_Exercise data_:
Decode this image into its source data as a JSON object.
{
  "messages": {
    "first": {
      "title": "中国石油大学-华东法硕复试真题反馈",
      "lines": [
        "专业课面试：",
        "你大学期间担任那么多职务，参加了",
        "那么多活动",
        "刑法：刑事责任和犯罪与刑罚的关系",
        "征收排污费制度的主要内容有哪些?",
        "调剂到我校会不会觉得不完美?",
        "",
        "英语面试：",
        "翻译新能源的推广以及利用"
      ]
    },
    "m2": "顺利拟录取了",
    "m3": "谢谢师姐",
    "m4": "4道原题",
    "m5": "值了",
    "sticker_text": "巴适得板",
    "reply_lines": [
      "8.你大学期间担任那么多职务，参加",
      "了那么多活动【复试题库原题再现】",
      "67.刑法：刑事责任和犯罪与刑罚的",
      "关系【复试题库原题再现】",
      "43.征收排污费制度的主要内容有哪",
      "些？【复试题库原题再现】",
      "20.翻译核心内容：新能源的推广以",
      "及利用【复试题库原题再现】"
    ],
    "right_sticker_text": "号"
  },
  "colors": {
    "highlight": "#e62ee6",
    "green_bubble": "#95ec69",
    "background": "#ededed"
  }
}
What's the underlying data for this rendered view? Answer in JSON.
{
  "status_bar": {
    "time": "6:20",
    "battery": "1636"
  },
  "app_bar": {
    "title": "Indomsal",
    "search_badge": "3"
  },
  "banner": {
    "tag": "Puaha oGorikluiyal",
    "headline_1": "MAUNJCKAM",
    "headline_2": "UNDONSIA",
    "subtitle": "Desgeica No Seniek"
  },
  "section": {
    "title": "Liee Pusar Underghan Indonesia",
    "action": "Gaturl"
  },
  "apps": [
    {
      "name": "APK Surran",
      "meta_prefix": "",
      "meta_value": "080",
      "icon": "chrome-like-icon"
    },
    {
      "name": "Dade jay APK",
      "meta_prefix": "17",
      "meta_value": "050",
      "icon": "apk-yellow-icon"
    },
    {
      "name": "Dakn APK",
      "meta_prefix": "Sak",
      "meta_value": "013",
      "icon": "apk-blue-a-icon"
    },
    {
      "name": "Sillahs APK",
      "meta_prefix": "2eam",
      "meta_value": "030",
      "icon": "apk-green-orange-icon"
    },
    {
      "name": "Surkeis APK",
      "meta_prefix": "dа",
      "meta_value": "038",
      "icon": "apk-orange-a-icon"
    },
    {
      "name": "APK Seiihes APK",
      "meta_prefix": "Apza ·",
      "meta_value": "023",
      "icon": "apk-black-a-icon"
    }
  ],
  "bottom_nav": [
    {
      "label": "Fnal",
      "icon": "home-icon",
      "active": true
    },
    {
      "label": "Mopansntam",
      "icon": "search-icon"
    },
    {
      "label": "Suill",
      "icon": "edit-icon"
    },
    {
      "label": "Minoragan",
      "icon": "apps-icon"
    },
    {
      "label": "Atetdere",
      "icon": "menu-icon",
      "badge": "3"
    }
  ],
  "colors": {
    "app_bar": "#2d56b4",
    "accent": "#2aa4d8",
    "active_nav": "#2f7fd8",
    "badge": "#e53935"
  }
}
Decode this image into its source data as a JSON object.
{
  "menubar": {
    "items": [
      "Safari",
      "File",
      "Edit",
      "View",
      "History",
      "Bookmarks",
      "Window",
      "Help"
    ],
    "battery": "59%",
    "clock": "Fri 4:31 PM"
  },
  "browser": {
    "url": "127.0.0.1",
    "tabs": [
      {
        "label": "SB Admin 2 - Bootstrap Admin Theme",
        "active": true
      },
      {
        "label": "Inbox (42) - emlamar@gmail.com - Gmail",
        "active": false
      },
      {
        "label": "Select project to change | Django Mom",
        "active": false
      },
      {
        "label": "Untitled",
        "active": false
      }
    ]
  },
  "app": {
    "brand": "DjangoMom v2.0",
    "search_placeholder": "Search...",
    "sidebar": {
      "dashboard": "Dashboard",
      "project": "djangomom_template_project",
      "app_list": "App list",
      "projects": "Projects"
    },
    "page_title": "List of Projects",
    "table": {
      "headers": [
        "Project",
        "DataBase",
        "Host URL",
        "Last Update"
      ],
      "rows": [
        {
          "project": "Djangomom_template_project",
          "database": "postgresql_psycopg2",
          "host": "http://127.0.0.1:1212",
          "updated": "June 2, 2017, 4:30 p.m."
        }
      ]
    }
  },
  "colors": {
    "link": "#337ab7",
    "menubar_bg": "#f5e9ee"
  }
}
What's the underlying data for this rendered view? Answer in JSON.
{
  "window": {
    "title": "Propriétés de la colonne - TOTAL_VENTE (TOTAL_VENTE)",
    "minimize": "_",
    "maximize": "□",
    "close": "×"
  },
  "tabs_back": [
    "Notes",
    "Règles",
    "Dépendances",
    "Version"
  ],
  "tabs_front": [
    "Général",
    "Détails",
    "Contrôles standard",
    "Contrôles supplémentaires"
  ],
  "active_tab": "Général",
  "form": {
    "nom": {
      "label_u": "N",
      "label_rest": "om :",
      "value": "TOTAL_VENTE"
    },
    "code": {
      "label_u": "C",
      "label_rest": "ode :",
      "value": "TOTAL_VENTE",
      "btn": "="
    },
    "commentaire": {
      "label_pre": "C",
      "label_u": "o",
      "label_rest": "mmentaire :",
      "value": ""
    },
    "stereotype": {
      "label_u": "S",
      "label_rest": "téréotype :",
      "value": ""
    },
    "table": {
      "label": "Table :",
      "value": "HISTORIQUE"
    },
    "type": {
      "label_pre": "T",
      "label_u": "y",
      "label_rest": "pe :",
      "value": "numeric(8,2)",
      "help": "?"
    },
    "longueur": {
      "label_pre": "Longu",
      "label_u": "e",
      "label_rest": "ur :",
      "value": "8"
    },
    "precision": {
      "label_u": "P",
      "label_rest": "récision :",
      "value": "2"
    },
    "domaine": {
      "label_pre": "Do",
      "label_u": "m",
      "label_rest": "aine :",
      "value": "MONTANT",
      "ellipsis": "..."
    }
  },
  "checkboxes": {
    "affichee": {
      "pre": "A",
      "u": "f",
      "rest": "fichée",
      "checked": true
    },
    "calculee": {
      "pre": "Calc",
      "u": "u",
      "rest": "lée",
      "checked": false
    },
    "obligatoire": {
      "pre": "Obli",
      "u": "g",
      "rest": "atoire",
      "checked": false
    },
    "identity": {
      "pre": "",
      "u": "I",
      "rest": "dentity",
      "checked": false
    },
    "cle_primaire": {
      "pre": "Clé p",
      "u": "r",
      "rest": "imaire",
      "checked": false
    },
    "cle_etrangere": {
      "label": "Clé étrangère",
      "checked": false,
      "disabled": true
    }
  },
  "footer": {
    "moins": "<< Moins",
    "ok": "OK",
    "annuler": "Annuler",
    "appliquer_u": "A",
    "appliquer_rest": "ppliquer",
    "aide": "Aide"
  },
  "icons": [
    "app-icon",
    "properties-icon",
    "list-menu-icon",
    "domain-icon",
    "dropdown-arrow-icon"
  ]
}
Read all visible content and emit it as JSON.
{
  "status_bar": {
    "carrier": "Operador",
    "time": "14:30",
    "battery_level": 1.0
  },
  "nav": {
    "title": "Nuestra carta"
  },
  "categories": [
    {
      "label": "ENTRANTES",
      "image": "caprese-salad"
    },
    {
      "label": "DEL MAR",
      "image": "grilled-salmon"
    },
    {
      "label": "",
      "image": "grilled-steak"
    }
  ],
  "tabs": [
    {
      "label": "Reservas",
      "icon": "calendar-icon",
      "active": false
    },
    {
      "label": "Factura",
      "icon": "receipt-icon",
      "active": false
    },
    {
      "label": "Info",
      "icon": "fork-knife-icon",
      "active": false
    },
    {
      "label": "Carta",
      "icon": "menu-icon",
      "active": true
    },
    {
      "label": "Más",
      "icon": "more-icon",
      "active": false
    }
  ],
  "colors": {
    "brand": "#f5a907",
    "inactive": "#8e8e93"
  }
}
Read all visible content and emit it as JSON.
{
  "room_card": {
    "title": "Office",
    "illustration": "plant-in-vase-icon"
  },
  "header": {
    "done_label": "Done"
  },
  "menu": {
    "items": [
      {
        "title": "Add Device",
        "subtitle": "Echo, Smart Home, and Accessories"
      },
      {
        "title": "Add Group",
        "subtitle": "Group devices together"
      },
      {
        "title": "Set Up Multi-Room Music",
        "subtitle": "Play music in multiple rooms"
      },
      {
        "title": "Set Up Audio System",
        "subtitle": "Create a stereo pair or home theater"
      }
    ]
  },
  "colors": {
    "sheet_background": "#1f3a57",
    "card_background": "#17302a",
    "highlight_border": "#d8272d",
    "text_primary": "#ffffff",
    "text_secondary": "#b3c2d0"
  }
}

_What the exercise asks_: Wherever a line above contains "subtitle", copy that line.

_Solution_:
    "subtitle": "Desgeica No Seniek"
        "subtitle": "Echo, Smart Home, and Accessories"
        "subtitle": "Group devices together"
        "subtitle": "Play music in multiple rooms"
        "subtitle": "Create a stereo pair or home theater"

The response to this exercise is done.